[EXTRACTED INFORMATION — start]
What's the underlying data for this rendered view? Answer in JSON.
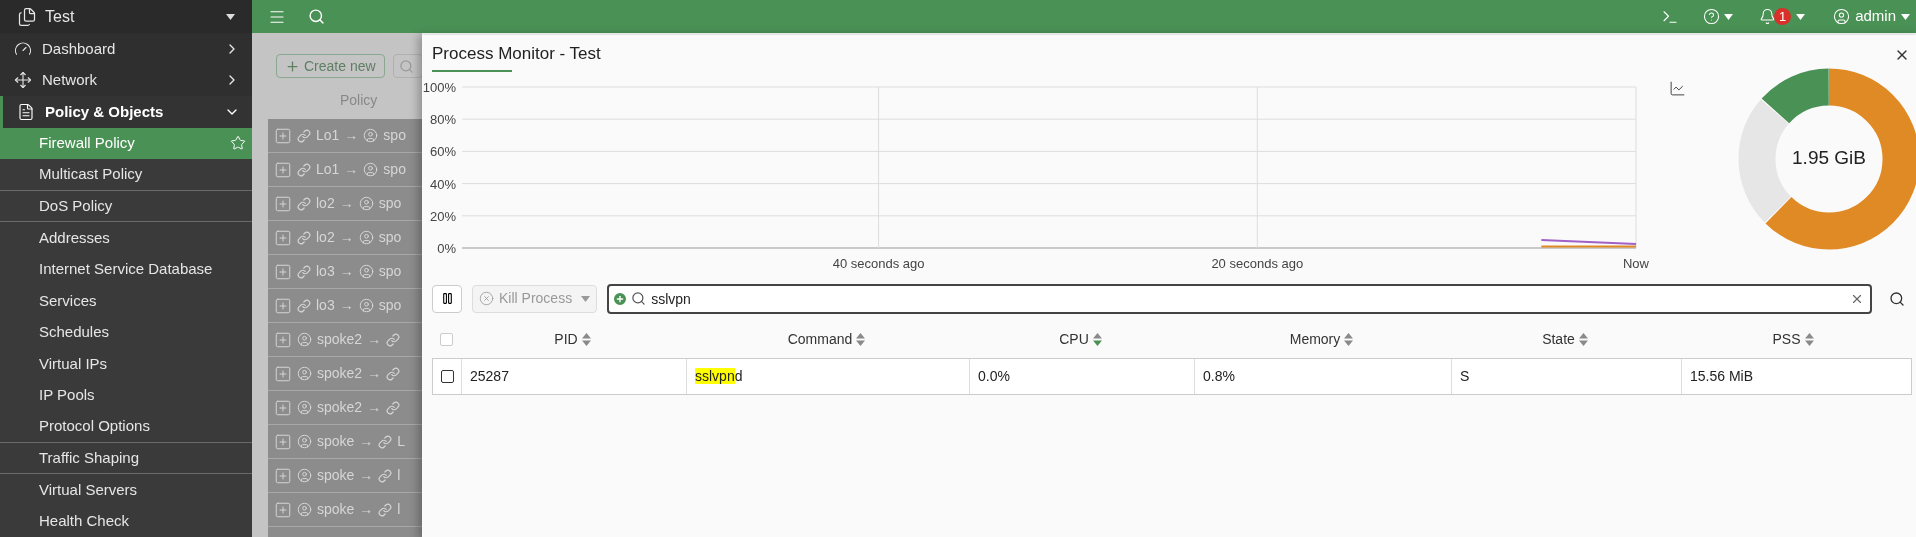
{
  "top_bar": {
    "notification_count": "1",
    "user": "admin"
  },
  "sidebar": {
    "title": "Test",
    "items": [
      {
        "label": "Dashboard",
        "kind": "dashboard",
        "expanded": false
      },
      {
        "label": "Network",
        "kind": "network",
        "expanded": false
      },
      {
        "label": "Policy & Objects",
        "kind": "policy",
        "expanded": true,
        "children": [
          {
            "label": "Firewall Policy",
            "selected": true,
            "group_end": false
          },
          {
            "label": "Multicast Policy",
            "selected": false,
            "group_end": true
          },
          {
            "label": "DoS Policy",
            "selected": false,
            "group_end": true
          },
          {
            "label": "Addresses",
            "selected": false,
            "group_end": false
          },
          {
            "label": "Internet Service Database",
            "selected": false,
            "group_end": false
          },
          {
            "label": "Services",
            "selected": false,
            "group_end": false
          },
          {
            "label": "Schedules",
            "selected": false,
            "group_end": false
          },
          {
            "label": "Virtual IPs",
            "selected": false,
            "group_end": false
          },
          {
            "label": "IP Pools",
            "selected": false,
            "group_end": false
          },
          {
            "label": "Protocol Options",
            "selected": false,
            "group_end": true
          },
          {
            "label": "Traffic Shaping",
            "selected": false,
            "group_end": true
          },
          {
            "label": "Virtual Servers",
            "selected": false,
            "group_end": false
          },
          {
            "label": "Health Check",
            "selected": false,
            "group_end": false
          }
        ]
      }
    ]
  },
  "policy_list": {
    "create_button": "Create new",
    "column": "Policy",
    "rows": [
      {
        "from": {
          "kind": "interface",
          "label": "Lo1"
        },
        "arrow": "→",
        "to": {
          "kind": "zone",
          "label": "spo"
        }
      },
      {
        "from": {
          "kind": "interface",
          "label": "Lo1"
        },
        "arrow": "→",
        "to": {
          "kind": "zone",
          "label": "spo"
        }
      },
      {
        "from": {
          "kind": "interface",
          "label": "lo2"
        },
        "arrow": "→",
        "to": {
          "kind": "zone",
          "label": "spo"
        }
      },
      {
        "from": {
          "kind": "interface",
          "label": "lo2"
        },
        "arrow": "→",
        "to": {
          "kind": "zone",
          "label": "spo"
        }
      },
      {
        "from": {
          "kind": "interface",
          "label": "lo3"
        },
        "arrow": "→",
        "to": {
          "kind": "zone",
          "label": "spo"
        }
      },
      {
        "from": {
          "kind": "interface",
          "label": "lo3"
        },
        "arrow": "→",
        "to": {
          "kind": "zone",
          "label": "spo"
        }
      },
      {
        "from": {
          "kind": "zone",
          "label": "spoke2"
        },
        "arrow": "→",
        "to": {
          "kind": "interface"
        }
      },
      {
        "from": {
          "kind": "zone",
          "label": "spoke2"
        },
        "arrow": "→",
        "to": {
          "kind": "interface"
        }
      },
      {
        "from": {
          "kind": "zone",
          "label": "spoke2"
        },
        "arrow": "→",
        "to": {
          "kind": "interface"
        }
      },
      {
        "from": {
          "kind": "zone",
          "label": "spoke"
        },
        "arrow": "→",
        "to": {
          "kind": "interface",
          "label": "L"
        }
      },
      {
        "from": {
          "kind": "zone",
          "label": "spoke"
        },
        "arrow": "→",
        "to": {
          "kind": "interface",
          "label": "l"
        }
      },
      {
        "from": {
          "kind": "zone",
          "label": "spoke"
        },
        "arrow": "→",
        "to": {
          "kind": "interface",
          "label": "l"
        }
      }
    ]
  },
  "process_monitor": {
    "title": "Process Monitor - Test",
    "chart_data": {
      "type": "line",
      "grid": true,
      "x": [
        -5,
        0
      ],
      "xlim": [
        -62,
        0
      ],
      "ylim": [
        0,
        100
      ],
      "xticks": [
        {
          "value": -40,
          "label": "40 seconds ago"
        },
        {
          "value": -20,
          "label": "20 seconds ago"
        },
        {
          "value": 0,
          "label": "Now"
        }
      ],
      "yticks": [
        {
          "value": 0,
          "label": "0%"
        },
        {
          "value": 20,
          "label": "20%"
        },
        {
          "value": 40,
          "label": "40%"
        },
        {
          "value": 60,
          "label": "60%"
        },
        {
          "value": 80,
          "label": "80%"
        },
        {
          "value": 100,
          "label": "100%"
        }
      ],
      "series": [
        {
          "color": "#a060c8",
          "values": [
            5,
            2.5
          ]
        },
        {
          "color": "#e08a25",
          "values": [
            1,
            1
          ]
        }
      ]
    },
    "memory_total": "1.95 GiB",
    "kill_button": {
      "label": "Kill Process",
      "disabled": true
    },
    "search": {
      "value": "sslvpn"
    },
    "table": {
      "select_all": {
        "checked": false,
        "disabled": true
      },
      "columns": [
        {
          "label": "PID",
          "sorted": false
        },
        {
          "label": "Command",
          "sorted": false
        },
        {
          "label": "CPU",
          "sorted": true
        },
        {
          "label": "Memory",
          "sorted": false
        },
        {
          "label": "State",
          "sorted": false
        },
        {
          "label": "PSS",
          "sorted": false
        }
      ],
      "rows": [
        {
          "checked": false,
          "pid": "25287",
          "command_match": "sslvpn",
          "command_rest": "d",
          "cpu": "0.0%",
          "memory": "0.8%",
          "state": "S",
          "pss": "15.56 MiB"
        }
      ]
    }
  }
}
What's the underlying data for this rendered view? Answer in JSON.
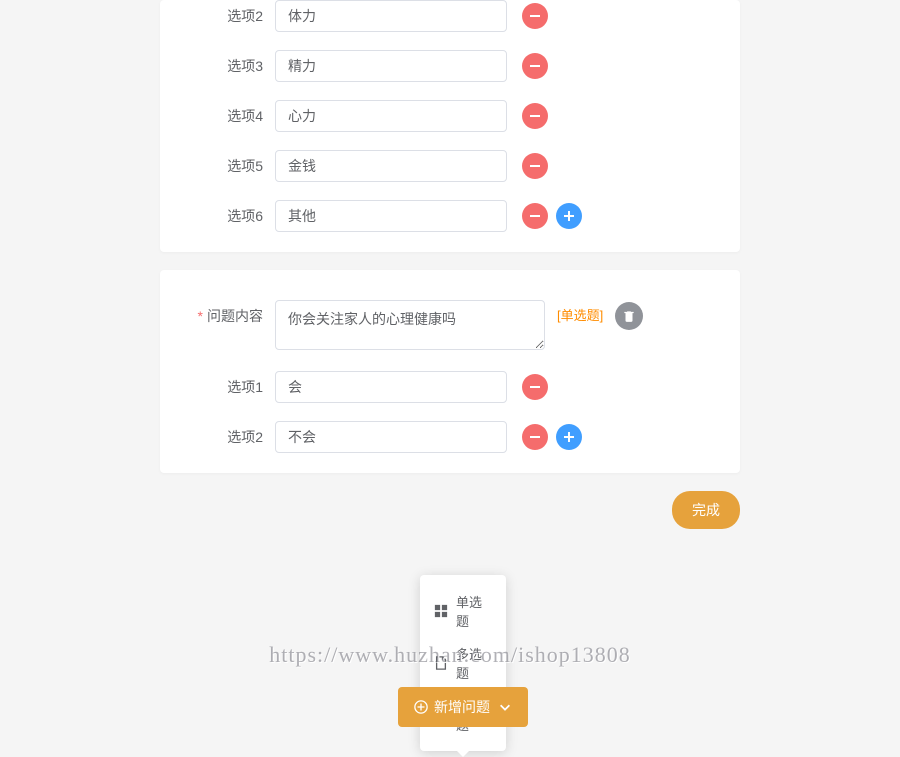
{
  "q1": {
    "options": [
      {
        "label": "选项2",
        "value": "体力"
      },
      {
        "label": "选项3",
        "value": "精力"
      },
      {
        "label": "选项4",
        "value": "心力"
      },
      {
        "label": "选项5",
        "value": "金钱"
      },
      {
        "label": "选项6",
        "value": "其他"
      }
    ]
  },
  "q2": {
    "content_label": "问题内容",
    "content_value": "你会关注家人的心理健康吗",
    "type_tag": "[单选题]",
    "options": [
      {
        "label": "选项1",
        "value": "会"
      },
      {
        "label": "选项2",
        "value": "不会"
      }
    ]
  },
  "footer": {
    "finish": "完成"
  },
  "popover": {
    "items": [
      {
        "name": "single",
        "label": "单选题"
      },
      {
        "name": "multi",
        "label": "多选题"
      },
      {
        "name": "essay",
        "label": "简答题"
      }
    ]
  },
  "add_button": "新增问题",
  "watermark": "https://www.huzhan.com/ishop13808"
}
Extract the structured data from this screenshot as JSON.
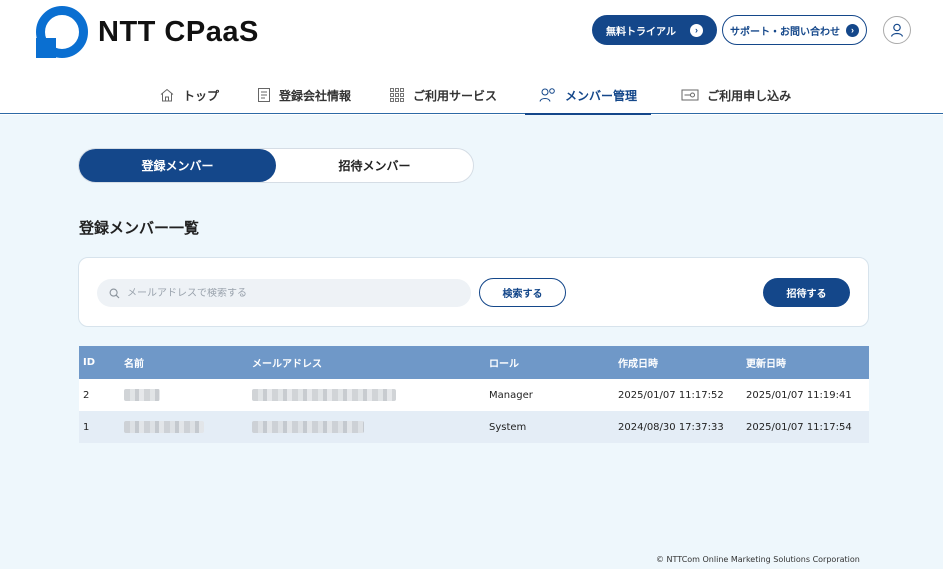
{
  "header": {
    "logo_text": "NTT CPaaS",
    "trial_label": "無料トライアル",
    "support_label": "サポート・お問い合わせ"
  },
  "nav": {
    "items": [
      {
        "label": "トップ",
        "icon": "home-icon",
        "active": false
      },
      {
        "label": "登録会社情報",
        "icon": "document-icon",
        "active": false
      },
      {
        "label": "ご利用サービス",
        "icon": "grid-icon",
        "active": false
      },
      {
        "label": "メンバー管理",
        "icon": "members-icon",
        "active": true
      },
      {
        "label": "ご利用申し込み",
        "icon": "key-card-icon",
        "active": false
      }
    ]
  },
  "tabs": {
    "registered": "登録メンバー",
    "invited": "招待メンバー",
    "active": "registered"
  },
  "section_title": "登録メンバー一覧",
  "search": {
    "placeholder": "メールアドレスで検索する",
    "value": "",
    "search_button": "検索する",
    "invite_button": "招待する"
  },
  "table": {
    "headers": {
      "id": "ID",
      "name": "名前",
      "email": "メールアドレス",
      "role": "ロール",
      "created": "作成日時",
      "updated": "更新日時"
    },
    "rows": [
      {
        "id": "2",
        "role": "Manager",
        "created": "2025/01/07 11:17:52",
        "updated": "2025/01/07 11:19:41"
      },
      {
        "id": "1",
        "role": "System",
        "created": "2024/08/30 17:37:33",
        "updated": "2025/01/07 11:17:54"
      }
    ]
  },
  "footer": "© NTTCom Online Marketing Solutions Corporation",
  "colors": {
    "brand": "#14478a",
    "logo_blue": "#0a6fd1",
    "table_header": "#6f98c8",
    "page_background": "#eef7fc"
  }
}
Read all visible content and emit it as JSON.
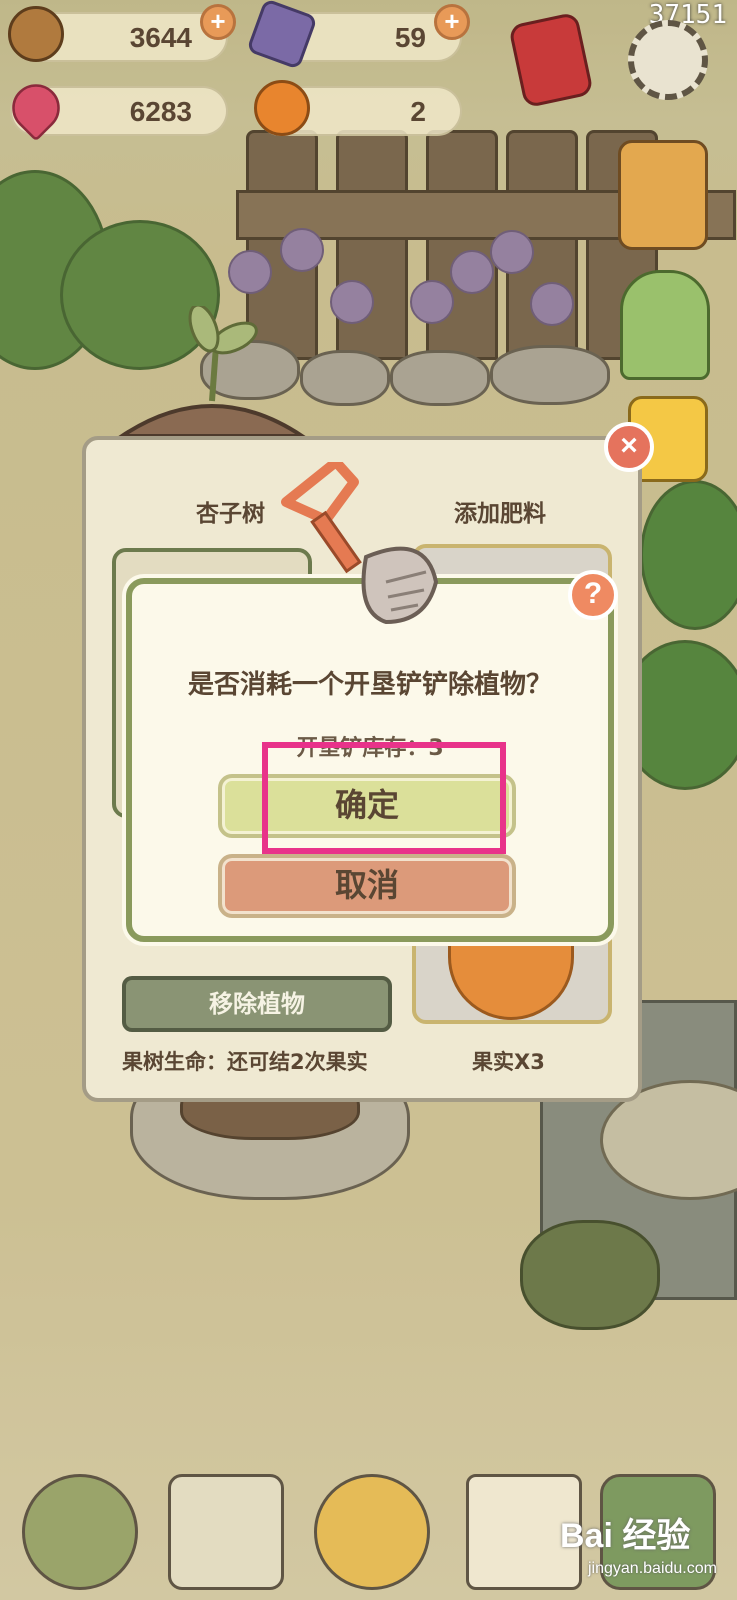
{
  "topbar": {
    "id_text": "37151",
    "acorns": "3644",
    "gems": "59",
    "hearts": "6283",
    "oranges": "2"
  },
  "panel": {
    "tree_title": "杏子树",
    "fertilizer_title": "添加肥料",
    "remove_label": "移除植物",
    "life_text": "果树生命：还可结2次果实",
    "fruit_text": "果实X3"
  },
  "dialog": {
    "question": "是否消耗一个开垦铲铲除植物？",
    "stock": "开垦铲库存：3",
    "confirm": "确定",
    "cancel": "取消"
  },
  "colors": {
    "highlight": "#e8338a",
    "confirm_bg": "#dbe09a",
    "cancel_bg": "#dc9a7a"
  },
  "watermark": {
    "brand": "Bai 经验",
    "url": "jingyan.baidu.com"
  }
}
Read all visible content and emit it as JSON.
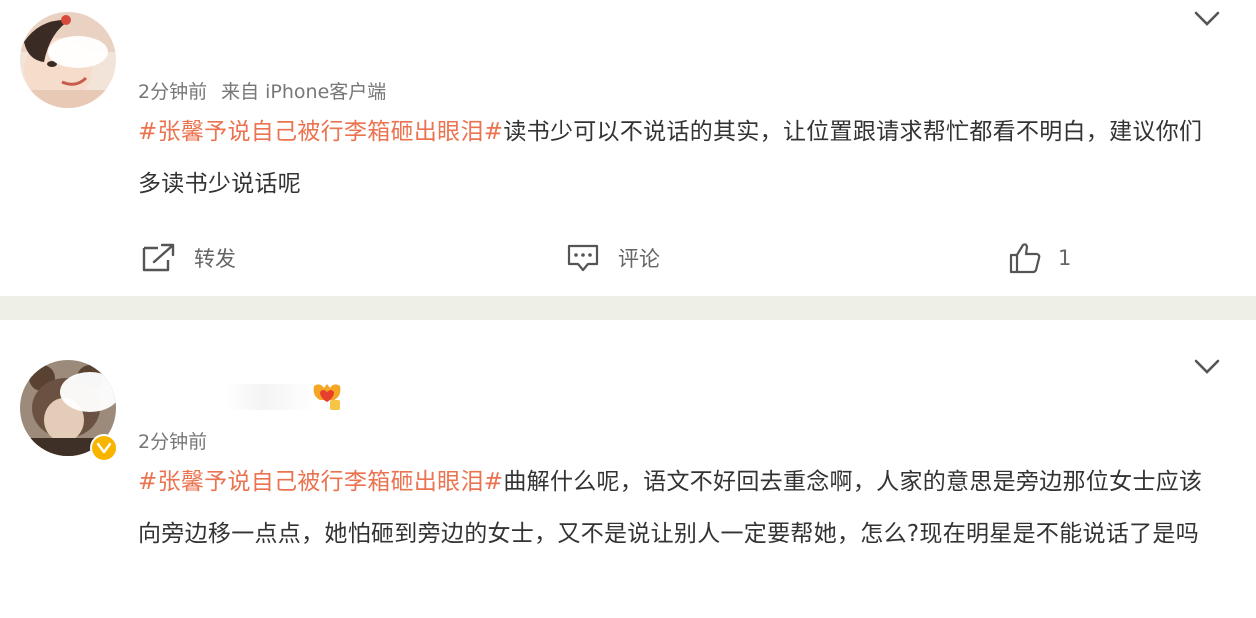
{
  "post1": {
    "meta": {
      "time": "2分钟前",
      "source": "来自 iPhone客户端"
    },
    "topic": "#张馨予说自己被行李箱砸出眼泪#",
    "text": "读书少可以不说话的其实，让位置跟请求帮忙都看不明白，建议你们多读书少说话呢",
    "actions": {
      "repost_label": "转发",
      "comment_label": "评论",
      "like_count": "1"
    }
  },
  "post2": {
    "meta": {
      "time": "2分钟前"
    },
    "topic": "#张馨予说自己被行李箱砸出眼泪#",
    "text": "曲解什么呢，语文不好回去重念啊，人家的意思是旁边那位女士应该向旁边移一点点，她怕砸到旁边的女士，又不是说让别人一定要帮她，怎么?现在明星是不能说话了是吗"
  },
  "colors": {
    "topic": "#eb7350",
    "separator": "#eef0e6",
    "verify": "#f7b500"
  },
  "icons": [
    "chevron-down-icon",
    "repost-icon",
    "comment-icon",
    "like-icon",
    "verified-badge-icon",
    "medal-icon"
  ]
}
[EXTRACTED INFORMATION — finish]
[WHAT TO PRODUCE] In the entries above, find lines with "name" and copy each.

[SOLUTION]
        "name": "single",
        "name": "multi",
        "name": "essay",
      "name": "名前",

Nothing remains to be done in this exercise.